Would you return the data exactly as given, except for its pictures?

* [INPUT DATA]
- - - - -

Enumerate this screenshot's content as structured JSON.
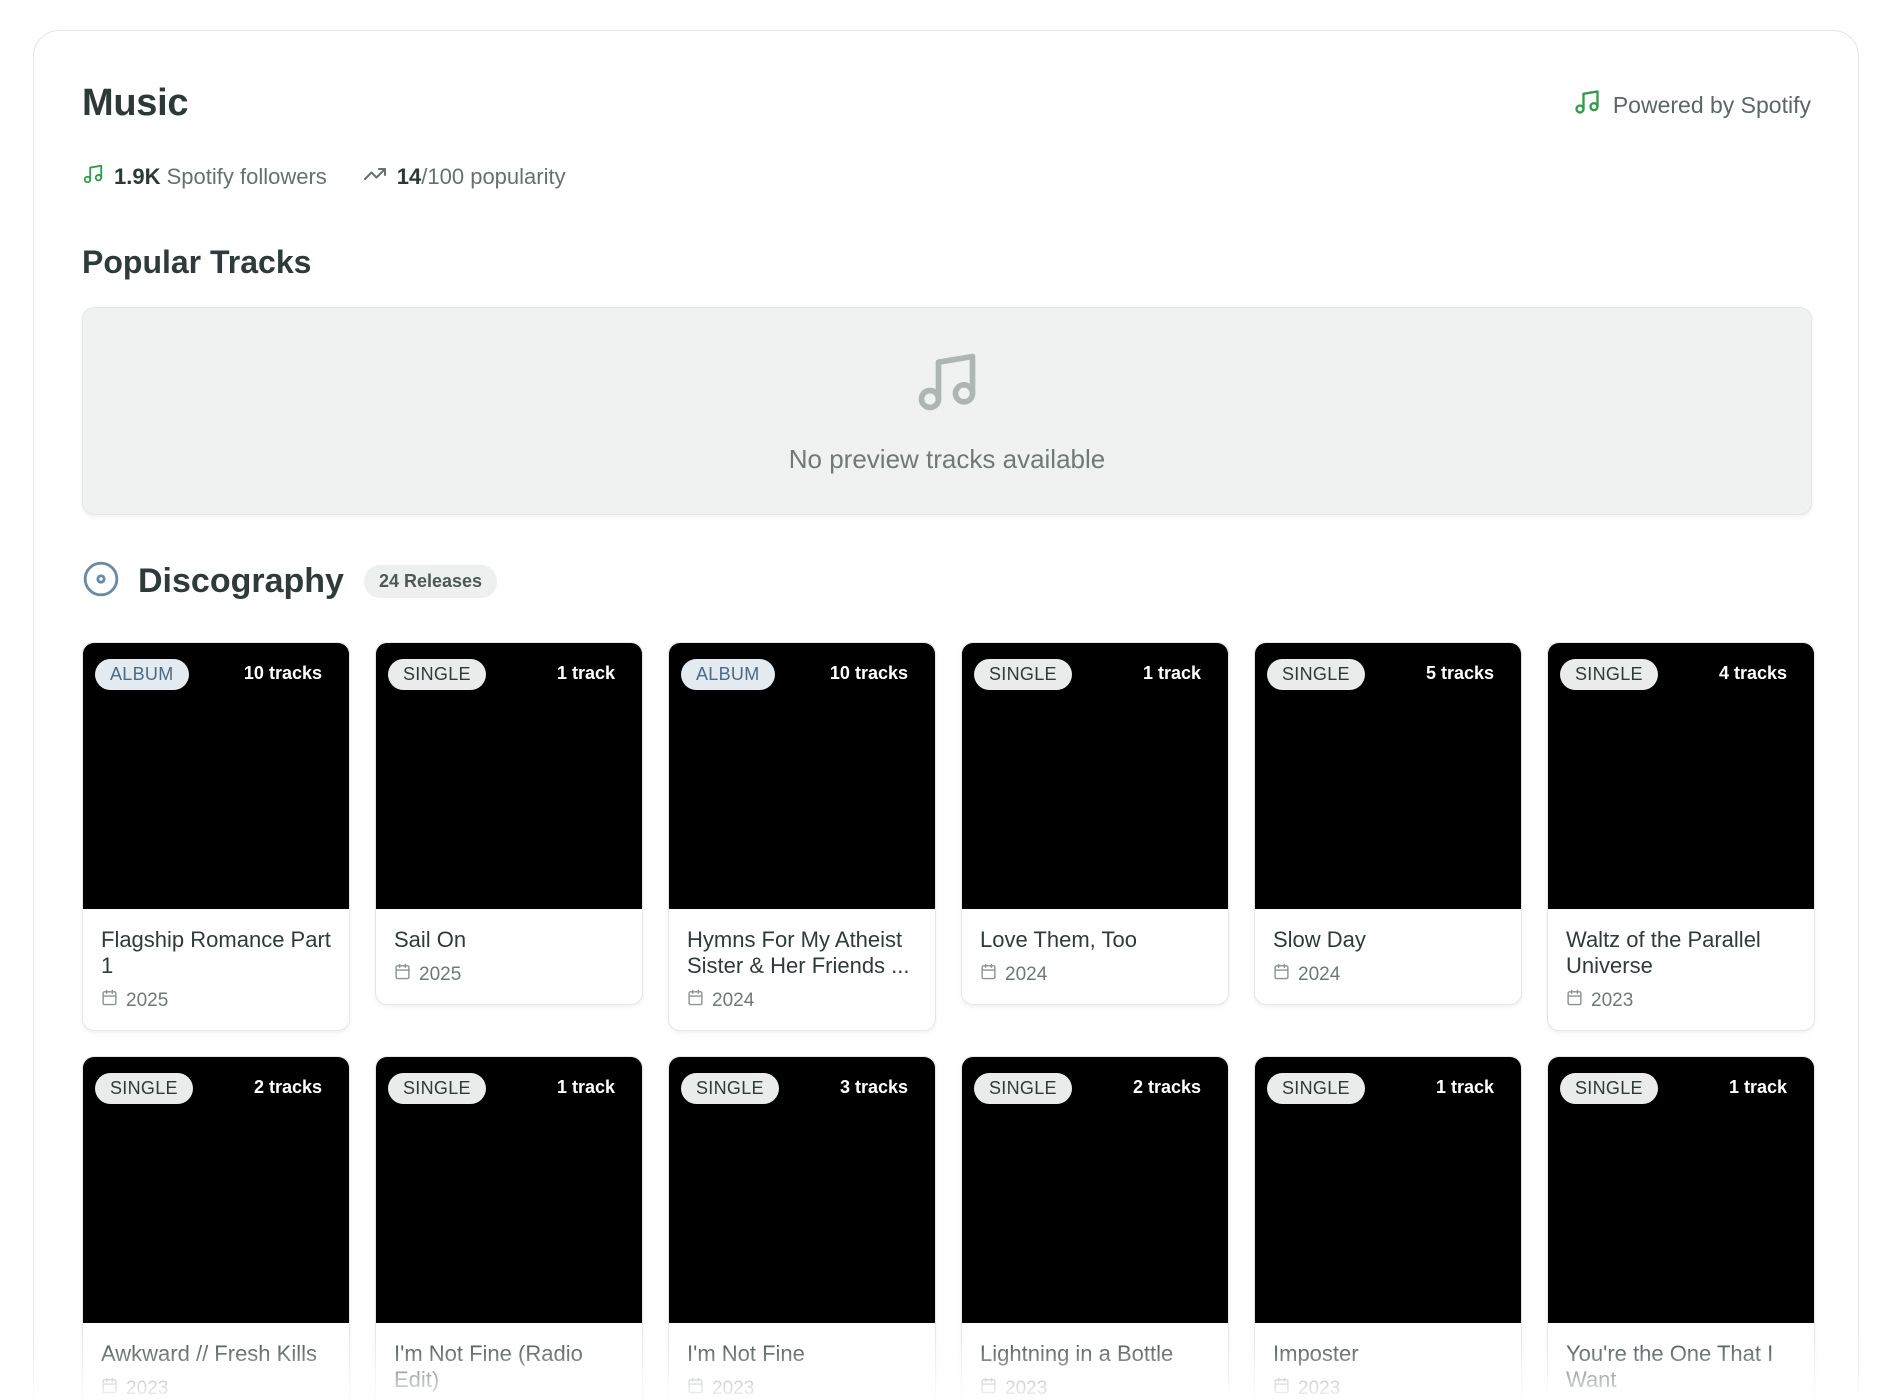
{
  "header": {
    "title": "Music",
    "powered_by": "Powered by Spotify"
  },
  "stats": {
    "followers_value": "1.9K",
    "followers_label": "Spotify followers",
    "popularity_value": "14",
    "popularity_label": "/100 popularity"
  },
  "popular_tracks": {
    "heading": "Popular Tracks",
    "empty_message": "No preview tracks available"
  },
  "discography": {
    "heading": "Discography",
    "count_label": "24 Releases",
    "releases": [
      {
        "type": "ALBUM",
        "tracks": "10 tracks",
        "name": "Flagship Romance Part 1",
        "year": "2025"
      },
      {
        "type": "SINGLE",
        "tracks": "1 track",
        "name": "Sail On",
        "year": "2025"
      },
      {
        "type": "ALBUM",
        "tracks": "10 tracks",
        "name": "Hymns For My Atheist Sister & Her Friends ...",
        "year": "2024"
      },
      {
        "type": "SINGLE",
        "tracks": "1 track",
        "name": "Love Them, Too",
        "year": "2024"
      },
      {
        "type": "SINGLE",
        "tracks": "5 tracks",
        "name": "Slow Day",
        "year": "2024"
      },
      {
        "type": "SINGLE",
        "tracks": "4 tracks",
        "name": "Waltz of the Parallel Universe",
        "year": "2023"
      },
      {
        "type": "SINGLE",
        "tracks": "2 tracks",
        "name": "Awkward // Fresh Kills",
        "year": "2023"
      },
      {
        "type": "SINGLE",
        "tracks": "1 track",
        "name": "I'm Not Fine (Radio Edit)",
        "year": "2023"
      },
      {
        "type": "SINGLE",
        "tracks": "3 tracks",
        "name": "I'm Not Fine",
        "year": "2023"
      },
      {
        "type": "SINGLE",
        "tracks": "2 tracks",
        "name": "Lightning in a Bottle",
        "year": "2023"
      },
      {
        "type": "SINGLE",
        "tracks": "1 track",
        "name": "Imposter",
        "year": "2023"
      },
      {
        "type": "SINGLE",
        "tracks": "1 track",
        "name": "You're the One That I Want",
        "year": ""
      }
    ]
  },
  "icons": {
    "music_note": "music-note-icon",
    "trending_up": "trending-up-icon",
    "disc": "disc-icon",
    "calendar": "calendar-icon"
  },
  "colors": {
    "spotify_green": "#1db954",
    "album_badge_text": "#4a6b85"
  }
}
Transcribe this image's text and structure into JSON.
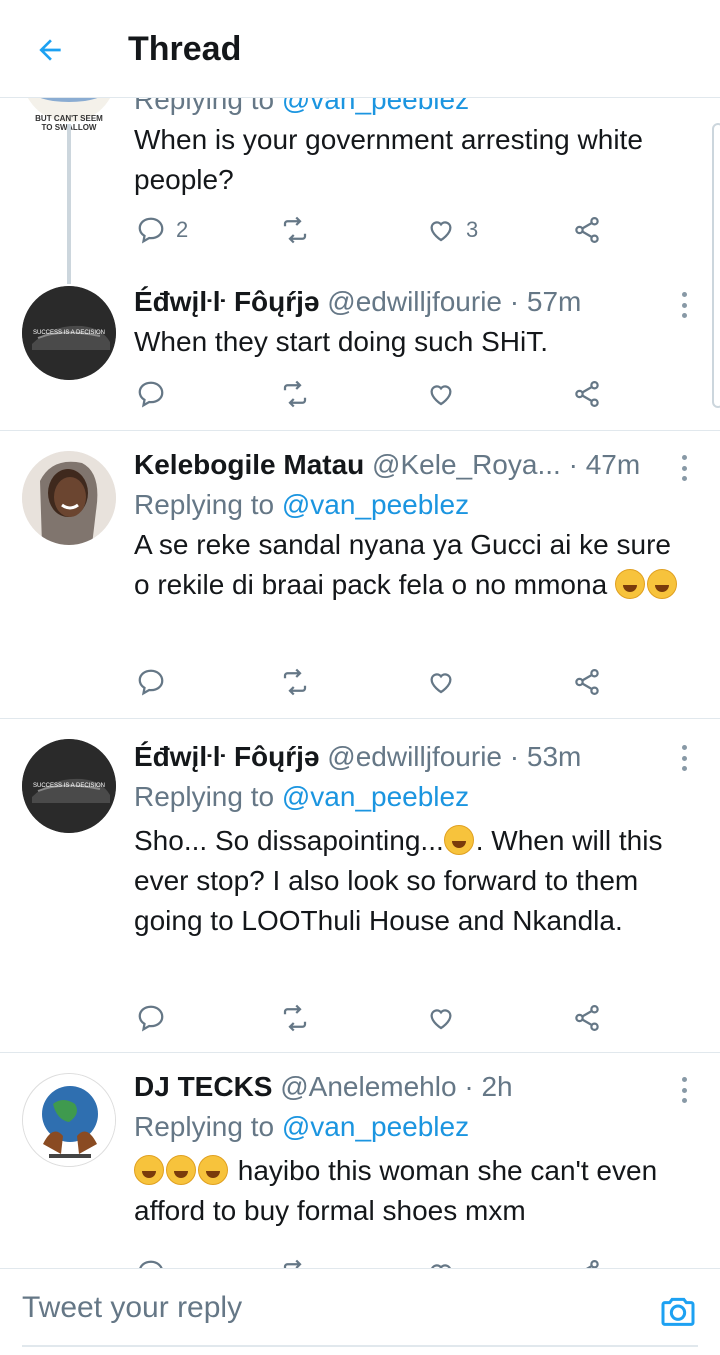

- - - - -

* [WRITTEN RESPONSE]
Enumerate this screenshot's content as structured JSON.
{
  "header": {
    "title": "Music",
    "powered_by": "Powered by Spotify"
  },
  "stats": {
    "followers_value": "1.9K",
    "followers_label": "Spotify followers",
    "popularity_value": "14",
    "popularity_label": "/100 popularity"
  },
  "popular_tracks": {
    "heading": "Popular Tracks",
    "empty_message": "No preview tracks available"
  },
  "discography": {
    "heading": "Discography",
    "count_label": "24 Releases",
    "releases": [
      {
        "type": "ALBUM",
        "tracks": "10 tracks",
        "name": "Flagship Romance Part 1",
        "year": "2025"
      },
      {
        "type": "SINGLE",
        "tracks": "1 track",
        "name": "Sail On",
        "year": "2025"
      },
      {
        "type": "ALBUM",
        "tracks": "10 tracks",
        "name": "Hymns For My Atheist Sister & Her Friends ...",
        "year": "2024"
      },
      {
        "type": "SINGLE",
        "tracks": "1 track",
        "name": "Love Them, Too",
        "year": "2024"
      },
      {
        "type": "SINGLE",
        "tracks": "5 tracks",
        "name": "Slow Day",
        "year": "2024"
      },
      {
        "type": "SINGLE",
        "tracks": "4 tracks",
        "name": "Waltz of the Parallel Universe",
        "year": "2023"
      },
      {
        "type": "SINGLE",
        "tracks": "2 tracks",
        "name": "Awkward // Fresh Kills",
        "year": "2023"
      },
      {
        "type": "SINGLE",
        "tracks": "1 track",
        "name": "I'm Not Fine (Radio Edit)",
        "year": "2023"
      },
      {
        "type": "SINGLE",
        "tracks": "3 tracks",
        "name": "I'm Not Fine",
        "year": "2023"
      },
      {
        "type": "SINGLE",
        "tracks": "2 tracks",
        "name": "Lightning in a Bottle",
        "year": "2023"
      },
      {
        "type": "SINGLE",
        "tracks": "1 track",
        "name": "Imposter",
        "year": "2023"
      },
      {
        "type": "SINGLE",
        "tracks": "1 track",
        "name": "You're the One That I Want",
        "year": ""
      }
    ]
  },
  "icons": {
    "music_note": "music-note-icon",
    "trending_up": "trending-up-icon",
    "disc": "disc-icon",
    "calendar": "calendar-icon"
  },
  "colors": {
    "spotify_green": "#1db954",
    "album_badge_text": "#4a6b85"
  }
}
Transcribe this image's text and structure into JSON.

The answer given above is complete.